Once you have read the entries, copy all of them exactly.

-------

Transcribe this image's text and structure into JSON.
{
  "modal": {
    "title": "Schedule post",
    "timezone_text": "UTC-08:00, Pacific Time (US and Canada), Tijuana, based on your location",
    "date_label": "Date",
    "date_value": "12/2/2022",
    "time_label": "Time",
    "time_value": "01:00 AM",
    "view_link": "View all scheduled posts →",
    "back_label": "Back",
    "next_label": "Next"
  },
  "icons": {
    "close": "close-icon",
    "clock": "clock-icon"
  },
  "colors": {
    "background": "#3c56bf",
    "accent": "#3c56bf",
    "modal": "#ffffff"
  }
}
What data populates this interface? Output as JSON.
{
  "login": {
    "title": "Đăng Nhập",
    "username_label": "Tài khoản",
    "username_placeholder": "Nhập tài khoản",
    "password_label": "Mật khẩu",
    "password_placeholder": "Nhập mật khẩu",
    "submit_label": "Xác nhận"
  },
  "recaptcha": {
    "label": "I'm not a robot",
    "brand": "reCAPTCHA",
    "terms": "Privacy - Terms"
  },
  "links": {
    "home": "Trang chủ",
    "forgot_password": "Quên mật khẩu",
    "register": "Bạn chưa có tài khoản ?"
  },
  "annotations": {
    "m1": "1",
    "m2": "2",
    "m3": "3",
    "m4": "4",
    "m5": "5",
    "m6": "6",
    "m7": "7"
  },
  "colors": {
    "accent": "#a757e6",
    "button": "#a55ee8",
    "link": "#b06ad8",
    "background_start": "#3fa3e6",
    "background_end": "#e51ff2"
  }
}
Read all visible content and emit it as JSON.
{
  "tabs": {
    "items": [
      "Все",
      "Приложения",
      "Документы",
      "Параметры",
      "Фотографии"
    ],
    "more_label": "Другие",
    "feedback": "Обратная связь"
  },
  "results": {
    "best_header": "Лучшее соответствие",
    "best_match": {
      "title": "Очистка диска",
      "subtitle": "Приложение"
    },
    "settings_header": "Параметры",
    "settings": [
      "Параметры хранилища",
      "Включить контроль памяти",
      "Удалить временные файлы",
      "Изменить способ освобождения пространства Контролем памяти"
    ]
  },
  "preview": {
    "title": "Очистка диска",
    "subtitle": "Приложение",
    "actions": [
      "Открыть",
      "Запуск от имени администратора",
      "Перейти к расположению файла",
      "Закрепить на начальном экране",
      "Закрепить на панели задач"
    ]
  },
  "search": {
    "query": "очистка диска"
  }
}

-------

Task output:
Transcribe this image's text and structure into JSON.
{
  "modal": {
    "title": "Schedule post",
    "timezone_text": "UTC-08:00, Pacific Time (US and Canada), Tijuana, based on your location",
    "date_label": "Date",
    "date_value": "12/2/2022",
    "time_label": "Time",
    "time_value": "01:00 AM",
    "view_link": "View all scheduled posts →",
    "back_label": "Back",
    "next_label": "Next"
  },
  "icons": {
    "close": "close-icon",
    "clock": "clock-icon"
  },
  "colors": {
    "background": "#3c56bf",
    "accent": "#3c56bf",
    "modal": "#ffffff"
  }
}
What data populates this interface? Output as JSON.
{
  "login": {
    "title": "Đăng Nhập",
    "username_label": "Tài khoản",
    "username_placeholder": "Nhập tài khoản",
    "password_label": "Mật khẩu",
    "password_placeholder": "Nhập mật khẩu",
    "submit_label": "Xác nhận"
  },
  "recaptcha": {
    "label": "I'm not a robot",
    "brand": "reCAPTCHA",
    "terms": "Privacy - Terms"
  },
  "links": {
    "home": "Trang chủ",
    "forgot_password": "Quên mật khẩu",
    "register": "Bạn chưa có tài khoản ?"
  },
  "annotations": {
    "m1": "1",
    "m2": "2",
    "m3": "3",
    "m4": "4",
    "m5": "5",
    "m6": "6",
    "m7": "7"
  },
  "colors": {
    "accent": "#a757e6",
    "button": "#a55ee8",
    "link": "#b06ad8",
    "background_start": "#3fa3e6",
    "background_end": "#e51ff2"
  }
}
Read all visible content and emit it as JSON.
{
  "tabs": {
    "items": [
      "Все",
      "Приложения",
      "Документы",
      "Параметры",
      "Фотографии"
    ],
    "more_label": "Другие",
    "feedback": "Обратная связь"
  },
  "results": {
    "best_header": "Лучшее соответствие",
    "best_match": {
      "title": "Очистка диска",
      "subtitle": "Приложение"
    },
    "settings_header": "Параметры",
    "settings": [
      "Параметры хранилища",
      "Включить контроль памяти",
      "Удалить временные файлы",
      "Изменить способ освобождения пространства Контролем памяти"
    ]
  },
  "preview": {
    "title": "Очистка диска",
    "subtitle": "Приложение",
    "actions": [
      "Открыть",
      "Запуск от имени администратора",
      "Перейти к расположению файла",
      "Закрепить на начальном экране",
      "Закрепить на панели задач"
    ]
  },
  "search": {
    "query": "очистка диска"
  }
}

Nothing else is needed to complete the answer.